> Stored records:

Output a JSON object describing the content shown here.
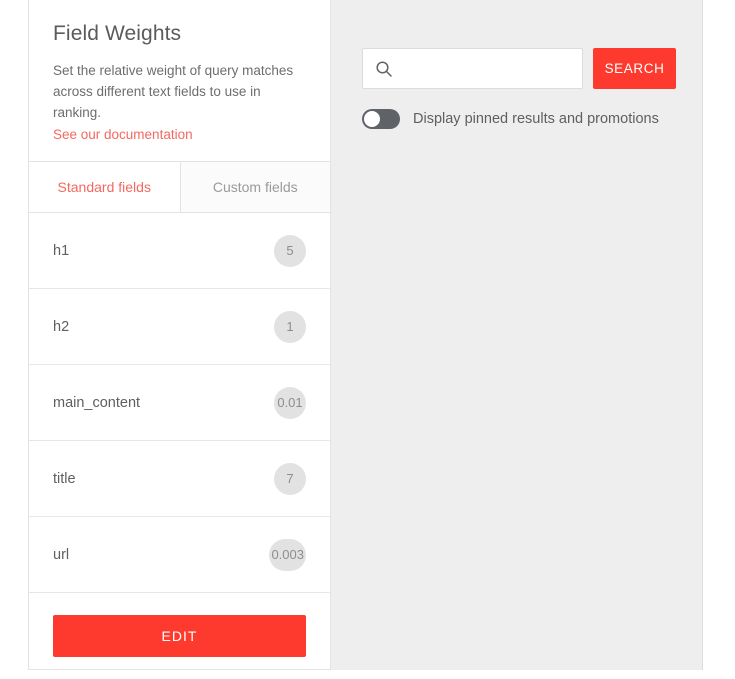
{
  "settings_card": {
    "title": "Field Weights",
    "description": "Set the relative weight of query matches across different text fields to use in ranking.",
    "doc_link_label": "See our documentation",
    "tabs": [
      {
        "label": "Standard fields",
        "active": true
      },
      {
        "label": "Custom fields",
        "active": false
      }
    ],
    "fields": [
      {
        "name": "h1",
        "weight": "5"
      },
      {
        "name": "h2",
        "weight": "1"
      },
      {
        "name": "main_content",
        "weight": "0.01"
      },
      {
        "name": "title",
        "weight": "7"
      },
      {
        "name": "url",
        "weight": "0.003"
      }
    ],
    "edit_button_label": "EDIT"
  },
  "preview_panel": {
    "search": {
      "icon": "search-icon",
      "value": "",
      "placeholder": "",
      "button_label": "SEARCH"
    },
    "pinned_toggle": {
      "label": "Display pinned results and promotions",
      "state": "off"
    }
  },
  "colors": {
    "accent_red": "#fd3a2d",
    "link_red": "#f4695f",
    "panel_background": "#eeeeee",
    "badge_background": "#e2e2e2",
    "toggle_track_off": "#5f6368"
  }
}
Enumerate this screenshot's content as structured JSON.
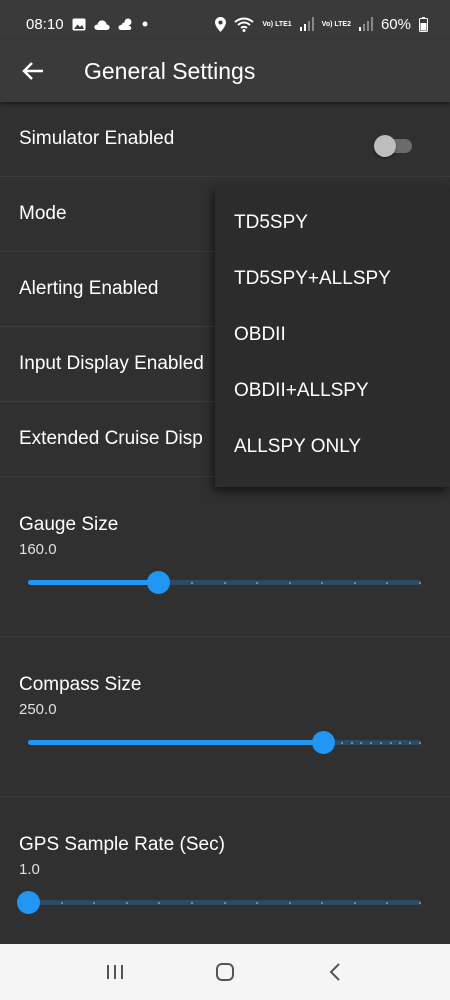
{
  "status_bar": {
    "time": "08:10",
    "battery": "60%",
    "lte1": "Vo) LTE1",
    "lte2": "Vo) LTE2",
    "icons": [
      "image-icon",
      "cloud-icon",
      "weather-icon",
      "dot-icon",
      "location-icon",
      "wifi-icon",
      "signal-icon",
      "battery-icon"
    ]
  },
  "app_bar": {
    "title": "General Settings",
    "back_icon": "arrow-left-icon"
  },
  "settings": {
    "simulator": {
      "label": "Simulator Enabled",
      "enabled": false
    },
    "mode": {
      "label": "Mode"
    },
    "alerting": {
      "label": "Alerting Enabled"
    },
    "input_display": {
      "label": "Input Display Enabled"
    },
    "extended_cruise": {
      "label": "Extended Cruise Disp"
    }
  },
  "sliders": {
    "gauge": {
      "label": "Gauge Size",
      "value": "160.0",
      "fraction": 0.33
    },
    "compass": {
      "label": "Compass Size",
      "value": "250.0",
      "fraction": 0.75
    },
    "gps": {
      "label": "GPS Sample Rate (Sec)",
      "value": "1.0",
      "fraction": 0.0
    }
  },
  "dropdown": {
    "options": [
      "TD5SPY",
      "TD5SPY+ALLSPY",
      "OBDII",
      "OBDII+ALLSPY",
      "ALLSPY ONLY"
    ]
  },
  "nav_bar": {
    "icons": [
      "recent-apps-icon",
      "home-icon",
      "back-icon"
    ]
  },
  "colors": {
    "accent": "#2196f3",
    "background": "#303030",
    "bar": "#3a3a3a"
  }
}
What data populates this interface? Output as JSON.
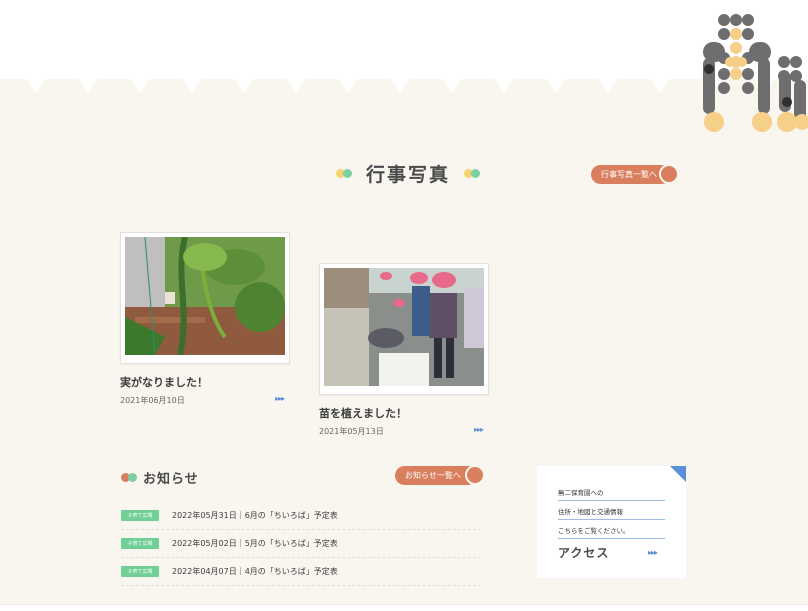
{
  "colors": {
    "background": "#f8f6ef",
    "accent": "#d97f5d",
    "green": "#7ccfa4",
    "yellow": "#f4d36b",
    "blue": "#5b8fd6",
    "tag_green": "#6fcf97"
  },
  "events": {
    "heading": "行事写真",
    "list_button": "行事写真一覧へ",
    "posts": [
      {
        "title": "実がなりました！",
        "date": "2021年06月10日",
        "image": "plant-vine-photo"
      },
      {
        "title": "苗を植えました！",
        "date": "2021年05月13日",
        "image": "children-planting-photo"
      }
    ]
  },
  "news": {
    "heading": "お知らせ",
    "list_button": "お知らせ一覧へ",
    "items": [
      {
        "tag": "子育て広場",
        "text": "2022年05月31日｜6月の「ちいろば」予定表"
      },
      {
        "tag": "子育て広場",
        "text": "2022年05月02日｜5月の「ちいろば」予定表"
      },
      {
        "tag": "子育て広場",
        "text": "2022年04月07日｜4月の「ちいろば」予定表"
      }
    ]
  },
  "access": {
    "line1": "無二保育園への",
    "line2": "住所・地図と交通情報",
    "line3": "こちらをご覧ください。",
    "label": "アクセス"
  },
  "icons": {
    "arrow": "▸▸▸"
  }
}
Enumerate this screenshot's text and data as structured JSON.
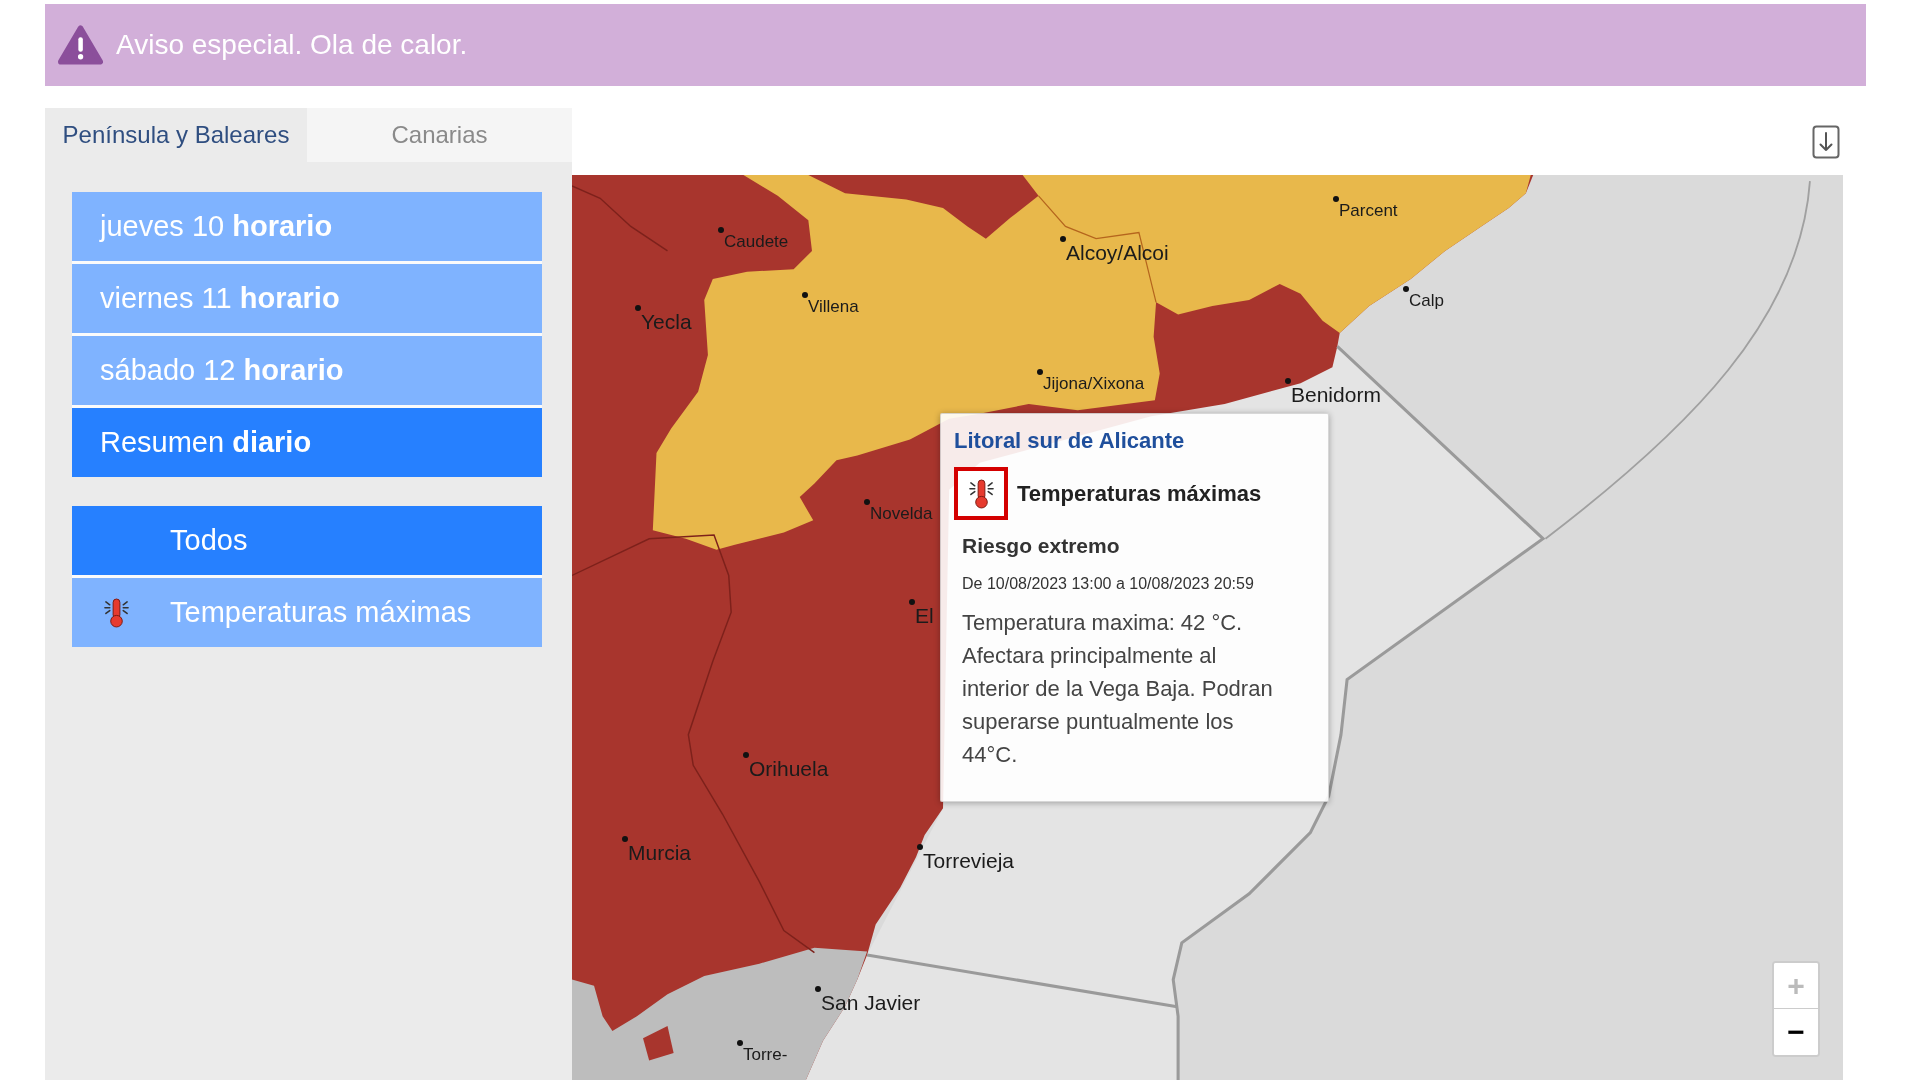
{
  "banner": {
    "text": "Aviso especial. Ola de calor."
  },
  "tabs": [
    {
      "label": "Península y Baleares",
      "selected": true
    },
    {
      "label": "Canarias",
      "selected": false
    }
  ],
  "days": [
    {
      "label": "jueves 10 **horario**",
      "selected": false
    },
    {
      "label": "viernes 11 **horario**",
      "selected": false
    },
    {
      "label": "sábado 12 **horario**",
      "selected": false
    },
    {
      "label": "Resumen **diario**",
      "selected": true
    }
  ],
  "phenomena": [
    {
      "label": "Todos",
      "kind": "all",
      "selected": true
    },
    {
      "label": "Temperaturas máximas",
      "kind": "temperature",
      "selected": false
    }
  ],
  "map": {
    "places": [
      {
        "name": "Parcent",
        "kind": "minor"
      },
      {
        "name": "Caudete",
        "kind": "minor"
      },
      {
        "name": "Alcoy/Alcoi",
        "kind": "major"
      },
      {
        "name": "Calp",
        "kind": "minor"
      },
      {
        "name": "Villena",
        "kind": "minor"
      },
      {
        "name": "Yecla",
        "kind": "major"
      },
      {
        "name": "Jijona/Xixona",
        "kind": "minor"
      },
      {
        "name": "Benidorm",
        "kind": "major"
      },
      {
        "name": "Novelda",
        "kind": "minor"
      },
      {
        "name": "El",
        "kind": "major"
      },
      {
        "name": "Orihuela",
        "kind": "major"
      },
      {
        "name": "Murcia",
        "kind": "major"
      },
      {
        "name": "Torrevieja",
        "kind": "major"
      },
      {
        "name": "San Javier",
        "kind": "major"
      },
      {
        "name": "Torre-",
        "kind": "minor"
      }
    ],
    "popup": {
      "title": "Litoral sur de Alicante",
      "phenomenon": "Temperaturas máximas",
      "risk": "Riesgo extremo",
      "period": "De 10/08/2023 13:00 a 10/08/2023 20:59",
      "description": "Temperatura maxima: 42 °C. Afectara principalmente al interior de la Vega Baja. Podran superarse puntualmente los 44°C."
    },
    "zoom": [
      {
        "label": "+",
        "disabled": true
      },
      {
        "label": "−",
        "disabled": false
      }
    ]
  }
}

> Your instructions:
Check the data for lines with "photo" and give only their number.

> Response to the task:
2